Most pros are predicting the winning limits for the 2013 Bassmaster Classic to be caught on a jerkbait. Grand Lake O’ The Cherokees is a classic jerkbait lake – a highland-type lake with relatively clear water. Jerkbaits excel in cold water, and with the pros starting the day in air temperatures below freezing and daytime highs not reaching 50 degrees most times, it certainly does weigh in as a classic jerkbait tournament.

The only Bassmaster Classic tournament won on a jerkbait was back in 2005, described as the toughest Classic ever held. It was held at the end of July in the Pittsburg Three Rivers area. In that Classic, one of the world’s greatest anglers, Kevin VanDam, pulled out an old, original Floating Rogue and weighed in just 12 pounds, 14 ounces over the three days to win.

That event proved the jerkbait is not just a cold-water lure, but anglers still think of the jerkbait as a cold-water lure. No angler would compare this year’s event to that one, except for the commonality of the lure style. This year is traditional jerkbait time, at a traditional jerkbait lake, perfect for a Smithwick Suspending Rattlin' Rogue, new Perfect 10 Rogue or an XCalibur XEE4 Erratic Shad.

Of course, the water doesn’t have to be a highland-style lake for the Rogue to be productive. In late February 2011on Texas’ Lewisville Lake, Mark Tucker won a Central Open twitching a Suspending Rattlin’ Rogue. He fished the bait on monofilament line, which he felt kept the lure suspending at the right depth (actually rising in the water column in super-slow motion).

Tucker’s win was more of a traditional jerkbait situation, though, with cold water and lots of long pauses between twitches. Traditional retrieve with a Rogue or other jerkbait is to crank the lure down to its maximum depth, then use the rod tip to provide twitches that cause the lure to dart erratically one way or the other.  A typical cadence is “twitch-twitch-pause” and it’s often the duration of the pause that proves the difference between catching fish and simply standing in a boat freezing your tail off.

“The colder the water, the slower you want to fish it,” said former Classic Champion Alton Jones. “After you jerk it down four or five times, begin twitching it with long pauses between moves. Sometimes I may let it sit 15 to 20 seconds before twitching it again if the water is in the lower 40s. As the water warms up, you don’t need to let it pause that long.”

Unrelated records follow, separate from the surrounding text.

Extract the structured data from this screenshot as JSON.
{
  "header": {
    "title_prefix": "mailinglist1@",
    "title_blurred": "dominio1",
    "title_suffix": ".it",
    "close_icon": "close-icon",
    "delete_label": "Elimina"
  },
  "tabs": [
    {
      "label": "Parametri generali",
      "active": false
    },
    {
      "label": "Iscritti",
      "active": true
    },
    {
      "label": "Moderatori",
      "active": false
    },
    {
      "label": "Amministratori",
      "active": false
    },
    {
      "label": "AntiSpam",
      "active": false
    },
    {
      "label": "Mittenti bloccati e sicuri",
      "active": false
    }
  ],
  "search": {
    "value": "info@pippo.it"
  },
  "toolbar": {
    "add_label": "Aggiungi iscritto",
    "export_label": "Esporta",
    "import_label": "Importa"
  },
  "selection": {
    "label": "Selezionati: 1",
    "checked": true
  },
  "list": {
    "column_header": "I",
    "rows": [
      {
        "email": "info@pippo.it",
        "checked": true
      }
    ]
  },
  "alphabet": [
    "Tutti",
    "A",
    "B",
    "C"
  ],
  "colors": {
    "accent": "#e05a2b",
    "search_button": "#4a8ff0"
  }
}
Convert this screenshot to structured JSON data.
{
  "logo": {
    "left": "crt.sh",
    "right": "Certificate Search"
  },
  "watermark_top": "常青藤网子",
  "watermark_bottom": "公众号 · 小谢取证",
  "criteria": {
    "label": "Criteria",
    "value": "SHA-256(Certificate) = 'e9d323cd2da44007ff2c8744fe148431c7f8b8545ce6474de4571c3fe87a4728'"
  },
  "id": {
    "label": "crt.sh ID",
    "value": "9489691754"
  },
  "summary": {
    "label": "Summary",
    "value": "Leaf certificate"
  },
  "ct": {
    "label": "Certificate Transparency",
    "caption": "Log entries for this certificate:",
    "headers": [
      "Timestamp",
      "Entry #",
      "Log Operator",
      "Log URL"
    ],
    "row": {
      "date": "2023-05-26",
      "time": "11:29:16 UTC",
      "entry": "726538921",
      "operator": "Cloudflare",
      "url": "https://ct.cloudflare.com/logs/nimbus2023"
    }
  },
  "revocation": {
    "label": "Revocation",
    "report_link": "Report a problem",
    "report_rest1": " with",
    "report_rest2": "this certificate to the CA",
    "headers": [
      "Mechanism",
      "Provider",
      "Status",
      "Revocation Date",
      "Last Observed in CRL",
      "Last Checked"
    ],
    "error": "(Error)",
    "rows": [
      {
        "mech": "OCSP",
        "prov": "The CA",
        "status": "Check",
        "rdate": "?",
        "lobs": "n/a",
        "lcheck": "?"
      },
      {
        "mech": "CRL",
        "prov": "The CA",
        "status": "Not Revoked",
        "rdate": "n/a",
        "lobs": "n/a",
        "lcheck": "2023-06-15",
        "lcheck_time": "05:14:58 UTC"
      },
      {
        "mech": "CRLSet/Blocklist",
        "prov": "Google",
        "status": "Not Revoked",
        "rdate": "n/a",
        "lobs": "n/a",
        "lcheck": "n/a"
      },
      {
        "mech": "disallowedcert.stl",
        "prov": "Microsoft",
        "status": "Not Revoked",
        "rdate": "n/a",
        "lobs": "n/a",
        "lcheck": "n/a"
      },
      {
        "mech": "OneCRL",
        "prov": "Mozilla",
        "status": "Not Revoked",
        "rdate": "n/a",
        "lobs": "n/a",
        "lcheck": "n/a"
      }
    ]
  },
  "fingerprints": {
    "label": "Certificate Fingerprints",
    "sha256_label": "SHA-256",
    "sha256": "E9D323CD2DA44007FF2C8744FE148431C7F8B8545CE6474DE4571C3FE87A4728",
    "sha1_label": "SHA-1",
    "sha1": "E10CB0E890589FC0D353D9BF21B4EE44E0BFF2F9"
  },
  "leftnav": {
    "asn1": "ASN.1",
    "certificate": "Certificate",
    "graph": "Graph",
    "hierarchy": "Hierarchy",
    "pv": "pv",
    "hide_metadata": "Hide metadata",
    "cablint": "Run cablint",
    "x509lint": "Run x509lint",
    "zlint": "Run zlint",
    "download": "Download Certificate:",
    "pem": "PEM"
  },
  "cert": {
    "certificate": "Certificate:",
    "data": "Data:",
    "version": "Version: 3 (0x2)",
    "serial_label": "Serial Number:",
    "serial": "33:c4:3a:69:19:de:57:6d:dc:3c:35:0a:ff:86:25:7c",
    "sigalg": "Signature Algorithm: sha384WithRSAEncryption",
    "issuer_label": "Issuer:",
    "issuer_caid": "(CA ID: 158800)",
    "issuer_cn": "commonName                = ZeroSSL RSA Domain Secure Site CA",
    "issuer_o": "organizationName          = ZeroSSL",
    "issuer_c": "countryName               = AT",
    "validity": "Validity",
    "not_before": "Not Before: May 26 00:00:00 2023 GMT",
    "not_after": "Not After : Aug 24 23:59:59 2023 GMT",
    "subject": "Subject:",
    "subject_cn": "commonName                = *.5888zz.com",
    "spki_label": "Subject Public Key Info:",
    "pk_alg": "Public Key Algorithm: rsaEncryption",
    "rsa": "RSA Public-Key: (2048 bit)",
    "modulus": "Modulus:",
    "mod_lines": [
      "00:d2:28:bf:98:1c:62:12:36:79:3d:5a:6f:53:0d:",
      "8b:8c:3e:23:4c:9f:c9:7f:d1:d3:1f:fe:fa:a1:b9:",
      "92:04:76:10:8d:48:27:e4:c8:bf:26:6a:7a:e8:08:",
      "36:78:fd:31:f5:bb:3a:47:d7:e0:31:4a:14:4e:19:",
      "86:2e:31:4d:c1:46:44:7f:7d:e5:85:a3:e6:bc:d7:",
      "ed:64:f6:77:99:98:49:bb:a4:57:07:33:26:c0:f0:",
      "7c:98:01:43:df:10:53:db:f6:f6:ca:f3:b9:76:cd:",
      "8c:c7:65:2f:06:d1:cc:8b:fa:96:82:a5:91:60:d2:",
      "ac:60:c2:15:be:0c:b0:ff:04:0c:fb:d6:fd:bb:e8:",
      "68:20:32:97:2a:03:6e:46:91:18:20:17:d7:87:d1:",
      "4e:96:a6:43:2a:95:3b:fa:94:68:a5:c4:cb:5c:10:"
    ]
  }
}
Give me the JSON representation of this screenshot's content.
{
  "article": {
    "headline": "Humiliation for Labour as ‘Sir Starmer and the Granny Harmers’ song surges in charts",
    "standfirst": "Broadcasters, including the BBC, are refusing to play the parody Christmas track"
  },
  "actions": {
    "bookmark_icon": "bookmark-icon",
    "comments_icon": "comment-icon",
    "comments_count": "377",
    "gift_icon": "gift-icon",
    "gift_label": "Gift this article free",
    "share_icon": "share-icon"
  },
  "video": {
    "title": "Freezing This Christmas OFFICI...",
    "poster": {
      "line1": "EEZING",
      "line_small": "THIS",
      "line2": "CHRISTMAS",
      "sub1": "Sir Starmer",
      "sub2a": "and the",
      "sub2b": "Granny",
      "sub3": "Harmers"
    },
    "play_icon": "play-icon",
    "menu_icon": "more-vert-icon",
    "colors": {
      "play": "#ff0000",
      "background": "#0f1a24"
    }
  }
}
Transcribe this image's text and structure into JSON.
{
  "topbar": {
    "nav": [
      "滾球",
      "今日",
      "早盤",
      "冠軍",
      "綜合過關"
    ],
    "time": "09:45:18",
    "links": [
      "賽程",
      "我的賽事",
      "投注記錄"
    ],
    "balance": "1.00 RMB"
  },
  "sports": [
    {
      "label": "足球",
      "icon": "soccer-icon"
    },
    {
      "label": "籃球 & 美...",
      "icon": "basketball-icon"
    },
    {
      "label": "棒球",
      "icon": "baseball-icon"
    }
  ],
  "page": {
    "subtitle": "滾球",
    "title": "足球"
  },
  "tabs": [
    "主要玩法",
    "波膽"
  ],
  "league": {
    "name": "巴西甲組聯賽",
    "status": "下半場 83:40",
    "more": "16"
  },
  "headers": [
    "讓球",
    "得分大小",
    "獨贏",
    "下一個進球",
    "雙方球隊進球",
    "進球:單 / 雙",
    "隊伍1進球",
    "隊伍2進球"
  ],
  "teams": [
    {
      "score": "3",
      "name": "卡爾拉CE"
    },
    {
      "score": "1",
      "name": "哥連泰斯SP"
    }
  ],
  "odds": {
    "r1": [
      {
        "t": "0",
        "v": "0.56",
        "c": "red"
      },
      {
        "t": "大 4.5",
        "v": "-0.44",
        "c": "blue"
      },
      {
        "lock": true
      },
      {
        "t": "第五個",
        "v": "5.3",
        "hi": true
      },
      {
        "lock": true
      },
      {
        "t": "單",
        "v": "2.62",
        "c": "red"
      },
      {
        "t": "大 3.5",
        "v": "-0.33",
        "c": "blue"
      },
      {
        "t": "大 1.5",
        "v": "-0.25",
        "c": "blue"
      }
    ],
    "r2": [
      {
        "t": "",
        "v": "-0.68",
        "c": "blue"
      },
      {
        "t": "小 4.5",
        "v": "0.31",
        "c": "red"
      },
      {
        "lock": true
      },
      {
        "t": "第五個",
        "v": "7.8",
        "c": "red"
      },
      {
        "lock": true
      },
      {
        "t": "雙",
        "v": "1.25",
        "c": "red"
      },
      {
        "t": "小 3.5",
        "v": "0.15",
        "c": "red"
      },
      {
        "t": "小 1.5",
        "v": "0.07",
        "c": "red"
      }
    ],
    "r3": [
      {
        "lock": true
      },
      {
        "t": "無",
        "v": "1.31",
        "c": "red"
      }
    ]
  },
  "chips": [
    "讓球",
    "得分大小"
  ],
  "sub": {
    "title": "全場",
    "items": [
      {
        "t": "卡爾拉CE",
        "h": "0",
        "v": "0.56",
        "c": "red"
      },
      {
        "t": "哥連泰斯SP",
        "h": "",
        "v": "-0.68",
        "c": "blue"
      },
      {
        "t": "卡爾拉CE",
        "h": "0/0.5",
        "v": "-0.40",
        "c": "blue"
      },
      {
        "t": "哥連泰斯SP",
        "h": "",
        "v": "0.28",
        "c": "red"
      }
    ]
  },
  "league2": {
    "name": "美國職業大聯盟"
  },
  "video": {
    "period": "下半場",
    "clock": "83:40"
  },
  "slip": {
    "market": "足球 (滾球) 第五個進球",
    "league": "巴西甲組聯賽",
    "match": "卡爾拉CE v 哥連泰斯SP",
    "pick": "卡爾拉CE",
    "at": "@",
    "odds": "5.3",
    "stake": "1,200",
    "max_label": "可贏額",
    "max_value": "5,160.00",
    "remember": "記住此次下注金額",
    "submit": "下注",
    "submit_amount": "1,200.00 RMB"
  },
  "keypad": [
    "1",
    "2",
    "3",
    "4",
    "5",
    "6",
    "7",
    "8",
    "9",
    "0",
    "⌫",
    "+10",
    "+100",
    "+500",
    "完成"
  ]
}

Before Smithwick designers perfected the art of near-neutral buoyancy, anglers would use all manner of tricks to get Rogues to suspend in the water column, from wrapping lead wire around the hooks to actually drilling holes in the body, inserting weights and sealing the holes. Now there’s no need to do anything except pull it out of the package and tie it on, but the knot you use can affect the action of the lure.

A loop knot allows for even more freedom for the bait to dart more erratically than with a knot that snugs up to the split ring. Line type also makes a difference. Topwater guru Zell Rowland says that when he wants his jerkbait to dig deeper, he goes to a lighter weight line.

“Lighter line also gives your lure more action,” he said. “If you want to fish the bait shallower, use a heavier line.”

The act of twitching a jerkbait can be an art. The angler needs the correct amount of slack in the line to get maximum erratic movement, and the actual twitch has been described as the motion used to snap a yo-yo back up. But maximum movement, however, may not be what the fish want. Most pros suggest experimenting with various twitch cadences and pause durations, and learning from each strike.

Jerkbait strikes can occur when the lure is paused or as it begins to dart away when twitched. This teasing action creates the ultimate reaction bite strike. The slender minnow is there, paused suspended right in front of the bass, then, “zip” it darts away to escape and the bass snaps it up. This reaction strike is key to the jerkbait’s success. Bass don’t feed heavily in cold water, and they certainly won’t chase down a lure. But one that hovers right in front, then gives a panicked escape attempt, triggers the fish to strike.

Alabama guide and tournament pro Jimmy Mason fishes jerk baits heavily during the winter and prespawn periods, and lists water temperatures of 45 to 55 degrees as prime time. He catches largemouth and smallmouth bass with jerk baits at this time, and noted that the best color pattern that he's found for Southern smallies is the Clown colored Rogue.